Join Capitol Choices this year! We have confirmed meeting dates for 2017:
Those dates with an * indicate that a Board meeting will follow the regular discussion. All meetings will take place starting at 9:30 in the Auditorium at Arlington Central Library.
Help Celebrate the new Saturday Hours of the Young Reader's Center at the Library of Congress on Sat. January 28 between 9:30 and 4:30. Meg Medina and Dr. Hayden will present at 10, Erica Perl at 1. There will be lots of other activities and a surprise parade at 4.
Big, brown, and boisterous, Barkus arrives as a gift to young Nicky from her Uncle Everton. Over five silly, self-contained chapters, we see Barkus settle in as a beloved addition to Nicky's life in book one of this new series. With relatable plot lines and a bold palate, this beginning chapter book is an ideal fit for an advanced early reader. - Kit Ballenger
A short quiet book told in ththe voice of a dog, left behind by death, who finds two children also left behind. His story evolves in the time they find shelter from a storm. Clearly not a book for every child but a book that celebrates the power of words, especiallynpowtry and the special relationship between a human and a dog. A read aloud that could create lots of opportunity for conversation. (edie Ching, 7-10)
An alphabet driven tale with as many twists and turns as the spare, energetic illustrations on white space depicting a dog and mouse in a game of chase -- and catch. The concept is not lost in all of the activity, though, as each letter is highlighted in bright colors. Up to Seven.
Lily’s aging dog wanders onto the blueberry farm where Salma’s family works each summer, and the girls make quick friends. Both girls know loss and work together to navigate life’s changes toward an optimistic future.
A charming story of an unlikely friendship between Diva, a small and settled dog, and Flea, a wandering alley cat. Each learns to venture from their comfort zone to experience and share their worlds. DiTerlizzi’s elegant illustrations beautifully capture the look and feel of Paris.
Stanley the beagle keeps his family awake at night with his noisy tinkering.
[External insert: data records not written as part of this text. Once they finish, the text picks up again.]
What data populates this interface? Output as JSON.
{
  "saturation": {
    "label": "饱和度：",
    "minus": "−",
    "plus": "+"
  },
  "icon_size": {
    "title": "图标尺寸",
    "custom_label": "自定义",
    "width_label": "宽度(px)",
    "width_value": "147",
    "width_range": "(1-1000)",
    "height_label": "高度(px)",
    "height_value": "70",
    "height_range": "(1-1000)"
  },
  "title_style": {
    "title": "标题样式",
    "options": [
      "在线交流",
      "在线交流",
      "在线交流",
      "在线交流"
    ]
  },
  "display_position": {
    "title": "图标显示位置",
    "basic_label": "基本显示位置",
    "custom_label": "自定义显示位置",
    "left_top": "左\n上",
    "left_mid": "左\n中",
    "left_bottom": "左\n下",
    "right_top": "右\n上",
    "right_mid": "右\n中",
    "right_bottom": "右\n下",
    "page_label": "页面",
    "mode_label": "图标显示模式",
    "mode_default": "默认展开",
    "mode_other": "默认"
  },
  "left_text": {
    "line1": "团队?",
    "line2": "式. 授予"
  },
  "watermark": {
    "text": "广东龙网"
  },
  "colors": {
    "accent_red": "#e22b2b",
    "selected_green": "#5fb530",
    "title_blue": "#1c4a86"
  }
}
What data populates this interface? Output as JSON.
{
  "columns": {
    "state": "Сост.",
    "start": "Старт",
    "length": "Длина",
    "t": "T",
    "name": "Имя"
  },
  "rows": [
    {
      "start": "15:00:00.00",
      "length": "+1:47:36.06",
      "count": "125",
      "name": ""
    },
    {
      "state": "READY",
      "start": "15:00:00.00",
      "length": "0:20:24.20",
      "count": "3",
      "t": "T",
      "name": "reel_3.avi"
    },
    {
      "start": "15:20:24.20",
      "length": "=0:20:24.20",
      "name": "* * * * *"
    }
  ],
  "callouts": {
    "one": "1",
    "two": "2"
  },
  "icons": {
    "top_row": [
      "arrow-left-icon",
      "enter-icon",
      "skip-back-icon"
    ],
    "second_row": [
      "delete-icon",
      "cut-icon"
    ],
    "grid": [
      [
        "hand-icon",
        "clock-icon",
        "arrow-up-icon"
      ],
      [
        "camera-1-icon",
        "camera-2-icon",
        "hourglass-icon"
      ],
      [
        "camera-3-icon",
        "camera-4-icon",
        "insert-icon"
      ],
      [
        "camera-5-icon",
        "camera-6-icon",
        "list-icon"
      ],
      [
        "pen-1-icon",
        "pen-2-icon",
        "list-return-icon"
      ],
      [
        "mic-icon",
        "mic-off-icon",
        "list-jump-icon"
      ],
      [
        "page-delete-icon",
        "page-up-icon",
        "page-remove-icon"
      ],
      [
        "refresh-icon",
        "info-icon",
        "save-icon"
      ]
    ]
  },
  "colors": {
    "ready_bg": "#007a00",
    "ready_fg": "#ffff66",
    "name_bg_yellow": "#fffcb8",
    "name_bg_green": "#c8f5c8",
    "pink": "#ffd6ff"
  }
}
The cartoon style illustrations and hilarious conclusion makes this silly picture book an experience the whole family will enjoy.
Pencil with exaggerated cartoon silliness shows a nameless dog plotting his game of “ball” throughout the day with members of his family. This wordless story shows the dog, by turns, hopeful, puzzled, eager, frustrated, frightened, and, ultimately, joyous.
A dog plays the painter in this clever introduction to the Belgian surrealist, Magritte. When he attempts to control his muse (an impetuous bowler hat), a game of hide-and-seek ensues through mixed-media parodies of his famous paintings while cellophane pages enhance the visual tricks.